*** Block opens ***
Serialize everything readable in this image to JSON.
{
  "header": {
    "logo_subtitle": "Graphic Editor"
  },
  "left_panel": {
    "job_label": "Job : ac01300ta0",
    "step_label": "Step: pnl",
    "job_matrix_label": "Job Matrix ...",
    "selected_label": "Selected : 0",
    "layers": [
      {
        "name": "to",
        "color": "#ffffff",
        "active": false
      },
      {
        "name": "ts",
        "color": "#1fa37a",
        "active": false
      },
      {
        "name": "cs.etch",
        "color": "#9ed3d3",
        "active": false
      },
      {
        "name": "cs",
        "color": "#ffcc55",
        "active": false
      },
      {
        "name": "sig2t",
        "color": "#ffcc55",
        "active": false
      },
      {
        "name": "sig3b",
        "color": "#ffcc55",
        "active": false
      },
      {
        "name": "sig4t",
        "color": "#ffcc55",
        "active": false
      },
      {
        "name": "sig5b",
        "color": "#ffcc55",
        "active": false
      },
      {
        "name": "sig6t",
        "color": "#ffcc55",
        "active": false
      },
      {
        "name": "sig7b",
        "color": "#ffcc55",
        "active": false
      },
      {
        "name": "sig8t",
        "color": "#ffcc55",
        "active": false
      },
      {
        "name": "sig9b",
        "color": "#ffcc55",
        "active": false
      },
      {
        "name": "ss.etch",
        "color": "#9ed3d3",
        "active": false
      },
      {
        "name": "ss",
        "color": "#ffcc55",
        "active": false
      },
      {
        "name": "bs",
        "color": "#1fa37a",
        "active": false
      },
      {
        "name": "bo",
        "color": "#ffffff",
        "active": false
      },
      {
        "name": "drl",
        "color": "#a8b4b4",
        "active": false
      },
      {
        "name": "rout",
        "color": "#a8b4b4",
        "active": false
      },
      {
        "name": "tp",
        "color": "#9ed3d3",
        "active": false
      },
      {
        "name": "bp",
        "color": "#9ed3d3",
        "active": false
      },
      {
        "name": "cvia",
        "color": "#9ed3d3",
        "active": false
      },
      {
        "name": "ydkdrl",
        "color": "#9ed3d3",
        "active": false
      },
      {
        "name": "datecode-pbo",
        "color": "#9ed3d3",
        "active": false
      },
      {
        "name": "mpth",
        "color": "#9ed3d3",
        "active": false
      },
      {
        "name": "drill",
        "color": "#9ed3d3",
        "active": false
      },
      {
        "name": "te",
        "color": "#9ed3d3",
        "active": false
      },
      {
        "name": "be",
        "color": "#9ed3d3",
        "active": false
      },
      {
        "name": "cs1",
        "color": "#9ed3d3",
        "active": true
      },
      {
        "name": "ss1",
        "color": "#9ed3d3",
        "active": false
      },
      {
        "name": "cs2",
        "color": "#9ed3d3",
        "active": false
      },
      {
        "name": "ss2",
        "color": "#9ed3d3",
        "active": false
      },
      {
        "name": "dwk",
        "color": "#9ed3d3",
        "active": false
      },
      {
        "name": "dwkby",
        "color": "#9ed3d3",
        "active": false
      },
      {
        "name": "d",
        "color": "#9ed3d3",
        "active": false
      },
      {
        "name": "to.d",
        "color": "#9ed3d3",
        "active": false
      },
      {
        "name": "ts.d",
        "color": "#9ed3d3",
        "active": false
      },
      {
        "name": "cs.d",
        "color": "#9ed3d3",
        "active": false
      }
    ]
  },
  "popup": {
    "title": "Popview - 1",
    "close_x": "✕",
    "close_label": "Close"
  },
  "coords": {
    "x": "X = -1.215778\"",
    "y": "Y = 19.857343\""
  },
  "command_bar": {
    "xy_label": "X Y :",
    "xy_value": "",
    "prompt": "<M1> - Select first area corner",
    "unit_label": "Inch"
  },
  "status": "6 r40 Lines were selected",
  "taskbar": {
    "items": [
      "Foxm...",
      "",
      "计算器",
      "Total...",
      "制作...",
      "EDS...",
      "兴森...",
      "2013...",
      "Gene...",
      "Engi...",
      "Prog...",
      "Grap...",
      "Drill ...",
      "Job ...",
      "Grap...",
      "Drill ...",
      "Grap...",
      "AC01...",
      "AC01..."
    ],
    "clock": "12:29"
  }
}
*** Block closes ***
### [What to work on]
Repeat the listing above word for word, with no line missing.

### [Answer space]
Serialize everything readable in this image to JSON.
{
  "header": {
    "logo_subtitle": "Graphic Editor"
  },
  "left_panel": {
    "job_label": "Job : ac01300ta0",
    "step_label": "Step: pnl",
    "job_matrix_label": "Job Matrix ...",
    "selected_label": "Selected : 0",
    "layers": [
      {
        "name": "to",
        "color": "#ffffff",
        "active": false
      },
      {
        "name": "ts",
        "color": "#1fa37a",
        "active": false
      },
      {
        "name": "cs.etch",
        "color": "#9ed3d3",
        "active": false
      },
      {
        "name": "cs",
        "color": "#ffcc55",
        "active": false
      },
      {
        "name": "sig2t",
        "color": "#ffcc55",
        "active": false
      },
      {
        "name": "sig3b",
        "color": "#ffcc55",
        "active": false
      },
      {
        "name": "sig4t",
        "color": "#ffcc55",
        "active": false
      },
      {
        "name": "sig5b",
        "color": "#ffcc55",
        "active": false
      },
      {
        "name": "sig6t",
        "color": "#ffcc55",
        "active": false
      },
      {
        "name": "sig7b",
        "color": "#ffcc55",
        "active": false
      },
      {
        "name": "sig8t",
        "color": "#ffcc55",
        "active": false
      },
      {
        "name": "sig9b",
        "color": "#ffcc55",
        "active": false
      },
      {
        "name": "ss.etch",
        "color": "#9ed3d3",
        "active": false
      },
      {
        "name": "ss",
        "color": "#ffcc55",
        "active": false
      },
      {
        "name": "bs",
        "color": "#1fa37a",
        "active": false
      },
      {
        "name": "bo",
        "color": "#ffffff",
        "active": false
      },
      {
        "name": "drl",
        "color": "#a8b4b4",
        "active": false
      },
      {
        "name": "rout",
        "color": "#a8b4b4",
        "active": false
      },
      {
        "name": "tp",
        "color": "#9ed3d3",
        "active": false
      },
      {
        "name": "bp",
        "color": "#9ed3d3",
        "active": false
      },
      {
        "name": "cvia",
        "color": "#9ed3d3",
        "active": false
      },
      {
        "name": "ydkdrl",
        "color": "#9ed3d3",
        "active": false
      },
      {
        "name": "datecode-pbo",
        "color": "#9ed3d3",
        "active": false
      },
      {
        "name": "mpth",
        "color": "#9ed3d3",
        "active": false
      },
      {
        "name": "drill",
        "color": "#9ed3d3",
        "active": false
      },
      {
        "name": "te",
        "color": "#9ed3d3",
        "active": false
      },
      {
        "name": "be",
        "color": "#9ed3d3",
        "active": false
      },
      {
        "name": "cs1",
        "color": "#9ed3d3",
        "active": true
      },
      {
        "name": "ss1",
        "color": "#9ed3d3",
        "active": false
      },
      {
        "name": "cs2",
        "color": "#9ed3d3",
        "active": false
      },
      {
        "name": "ss2",
        "color": "#9ed3d3",
        "active": false
      },
      {
        "name": "dwk",
        "color": "#9ed3d3",
        "active": false
      },
      {
        "name": "dwkby",
        "color": "#9ed3d3",
        "active": false
      },
      {
        "name": "d",
        "color": "#9ed3d3",
        "active": false
      },
      {
        "name": "to.d",
        "color": "#9ed3d3",
        "active": false
      },
      {
        "name": "ts.d",
        "color": "#9ed3d3",
        "active": false
      },
      {
        "name": "cs.d",
        "color": "#9ed3d3",
        "active": false
      }
    ]
  },
  "popup": {
    "title": "Popview - 1",
    "close_x": "✕",
    "close_label": "Close"
  },
  "coords": {
    "x": "X = -1.215778\"",
    "y": "Y = 19.857343\""
  },
  "command_bar": {
    "xy_label": "X Y :",
    "xy_value": "",
    "prompt": "<M1> - Select first area corner",
    "unit_label": "Inch"
  },
  "status": "6 r40 Lines were selected",
  "taskbar": {
    "items": [
      "Foxm...",
      "",
      "计算器",
      "Total...",
      "制作...",
      "EDS...",
      "兴森...",
      "2013...",
      "Gene...",
      "Engi...",
      "Prog...",
      "Grap...",
      "Drill ...",
      "Job ...",
      "Grap...",
      "Drill ...",
      "Grap...",
      "AC01...",
      "AC01..."
    ],
    "clock": "12:29"
  }
}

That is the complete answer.